After a strong track record of successfully completing a home-grown economic reform program supported by the IMF’s Extended Fund Facility in 2016-2019, Egypt was one of the fastest growing emerging markets prior to the COVID-19 outbreak, the IMF said in a statement on Wednesday.

The new arrangement aims to help Egypt cope with challenges posed by the COVID-19 pandemic by providing IMF resources to meet Egypt’s balance of payments needs and to finance the budget deficit.
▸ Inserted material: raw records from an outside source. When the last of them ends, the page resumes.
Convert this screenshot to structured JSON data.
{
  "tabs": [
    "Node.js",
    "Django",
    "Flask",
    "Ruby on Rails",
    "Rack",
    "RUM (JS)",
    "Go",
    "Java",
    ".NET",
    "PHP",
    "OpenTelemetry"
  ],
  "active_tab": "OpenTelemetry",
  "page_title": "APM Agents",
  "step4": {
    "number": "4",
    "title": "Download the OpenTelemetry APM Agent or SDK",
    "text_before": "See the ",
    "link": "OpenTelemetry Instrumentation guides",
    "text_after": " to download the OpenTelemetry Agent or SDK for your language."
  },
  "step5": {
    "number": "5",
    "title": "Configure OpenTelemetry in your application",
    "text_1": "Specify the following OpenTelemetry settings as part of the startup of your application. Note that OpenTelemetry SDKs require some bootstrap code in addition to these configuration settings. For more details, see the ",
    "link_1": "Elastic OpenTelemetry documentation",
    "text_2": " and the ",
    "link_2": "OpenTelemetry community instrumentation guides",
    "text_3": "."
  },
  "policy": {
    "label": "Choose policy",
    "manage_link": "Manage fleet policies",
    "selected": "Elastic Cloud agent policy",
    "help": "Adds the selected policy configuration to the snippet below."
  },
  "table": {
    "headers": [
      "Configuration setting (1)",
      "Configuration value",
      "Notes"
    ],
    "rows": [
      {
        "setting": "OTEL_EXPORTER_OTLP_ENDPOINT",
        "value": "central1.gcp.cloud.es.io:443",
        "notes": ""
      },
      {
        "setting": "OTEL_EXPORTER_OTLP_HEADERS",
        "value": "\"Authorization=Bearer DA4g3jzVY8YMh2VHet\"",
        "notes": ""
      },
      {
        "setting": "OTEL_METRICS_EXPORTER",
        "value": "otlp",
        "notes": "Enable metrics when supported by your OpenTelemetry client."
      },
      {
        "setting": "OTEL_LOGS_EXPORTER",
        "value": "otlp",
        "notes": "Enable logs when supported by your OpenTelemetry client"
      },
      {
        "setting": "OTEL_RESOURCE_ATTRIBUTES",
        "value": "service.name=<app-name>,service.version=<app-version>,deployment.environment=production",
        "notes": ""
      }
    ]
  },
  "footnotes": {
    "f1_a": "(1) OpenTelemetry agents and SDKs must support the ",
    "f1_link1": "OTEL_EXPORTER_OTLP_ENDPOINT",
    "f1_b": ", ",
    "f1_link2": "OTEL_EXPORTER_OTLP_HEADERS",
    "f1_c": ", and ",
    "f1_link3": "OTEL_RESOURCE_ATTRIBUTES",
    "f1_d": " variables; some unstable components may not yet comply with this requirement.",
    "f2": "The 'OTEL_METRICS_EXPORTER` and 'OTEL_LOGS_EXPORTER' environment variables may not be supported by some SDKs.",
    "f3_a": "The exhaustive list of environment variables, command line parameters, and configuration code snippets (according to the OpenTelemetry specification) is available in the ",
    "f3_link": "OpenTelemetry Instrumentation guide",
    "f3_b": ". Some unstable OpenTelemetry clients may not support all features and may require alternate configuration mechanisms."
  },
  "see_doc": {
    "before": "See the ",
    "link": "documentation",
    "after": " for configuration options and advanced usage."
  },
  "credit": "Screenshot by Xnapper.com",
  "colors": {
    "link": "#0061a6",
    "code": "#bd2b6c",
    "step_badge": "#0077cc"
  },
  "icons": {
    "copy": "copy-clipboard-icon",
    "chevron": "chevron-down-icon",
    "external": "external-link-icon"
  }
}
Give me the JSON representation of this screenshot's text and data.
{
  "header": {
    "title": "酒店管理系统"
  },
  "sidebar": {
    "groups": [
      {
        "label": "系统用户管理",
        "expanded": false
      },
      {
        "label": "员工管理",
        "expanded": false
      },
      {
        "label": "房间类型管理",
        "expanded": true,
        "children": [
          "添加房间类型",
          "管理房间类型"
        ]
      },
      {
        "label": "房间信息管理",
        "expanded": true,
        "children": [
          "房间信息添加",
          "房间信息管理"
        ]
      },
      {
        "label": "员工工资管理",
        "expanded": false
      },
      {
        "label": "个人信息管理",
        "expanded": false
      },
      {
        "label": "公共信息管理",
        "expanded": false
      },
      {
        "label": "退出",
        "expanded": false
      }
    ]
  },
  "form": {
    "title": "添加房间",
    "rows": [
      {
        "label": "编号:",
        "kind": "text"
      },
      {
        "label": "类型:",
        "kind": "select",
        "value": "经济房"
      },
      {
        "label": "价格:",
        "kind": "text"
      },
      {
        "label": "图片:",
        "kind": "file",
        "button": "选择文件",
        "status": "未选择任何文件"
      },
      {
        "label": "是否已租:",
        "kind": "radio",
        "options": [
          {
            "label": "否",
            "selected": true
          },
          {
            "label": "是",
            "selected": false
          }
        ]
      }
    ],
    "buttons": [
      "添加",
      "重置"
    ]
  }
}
It will be allowed to withdraw $1.7bn after its reform program has been reviewed.

“Over the past few years, Egypt saw strong growth, falling unemployment, moderate inflation, buildup of strong reserve buffers, and significant reduction in public debt,” said Deputy Managing Director and Acting Chair Antoinette Sayeh.

Sayeh emphasized Egypt’s commitment to broaden and deepen structural reforms, and refocus to address the economic health crisis during the pandemic.


Egyptian president approves July pension and wage increases

Updated 24 June 2021

Egyptian president approves July pension and wage increases

  • Pensions to be raised 13 percent at cost of 31 billion Egyptian pounds
  • Minimum wage to rise from 2,400 Egyptian pounds from 2,000

RIYADH: Egypt’s official gazette published President Abdel Fattah El-Sisi’s decision to increase pensions as of the beginning of July, Al Arabiya reported.

Pensions will be raised 13 percent at a cost of 31 billion Egyptian pounds ($1.9 billion) and minimum monthly wages will be increased from 2,000 Egyptian pounds to 2,400 Egyptian pounds at a cost of 37 billion Egyptian pounds.

This decision will complete the total of the pension, subsidies and increases to minimum wages, local papers reported.

Egyptians’ salaries have jumped more than 240 times in about 41 years, according to data compiled by Al Arabiya.

Egypt’s budget, to be implemented in early July, also includes two bonuses at a cost of about 7.5 billion Egyptian pounds, and an increase in stimulus at a total cost of about 17 billion Egyptian pounds.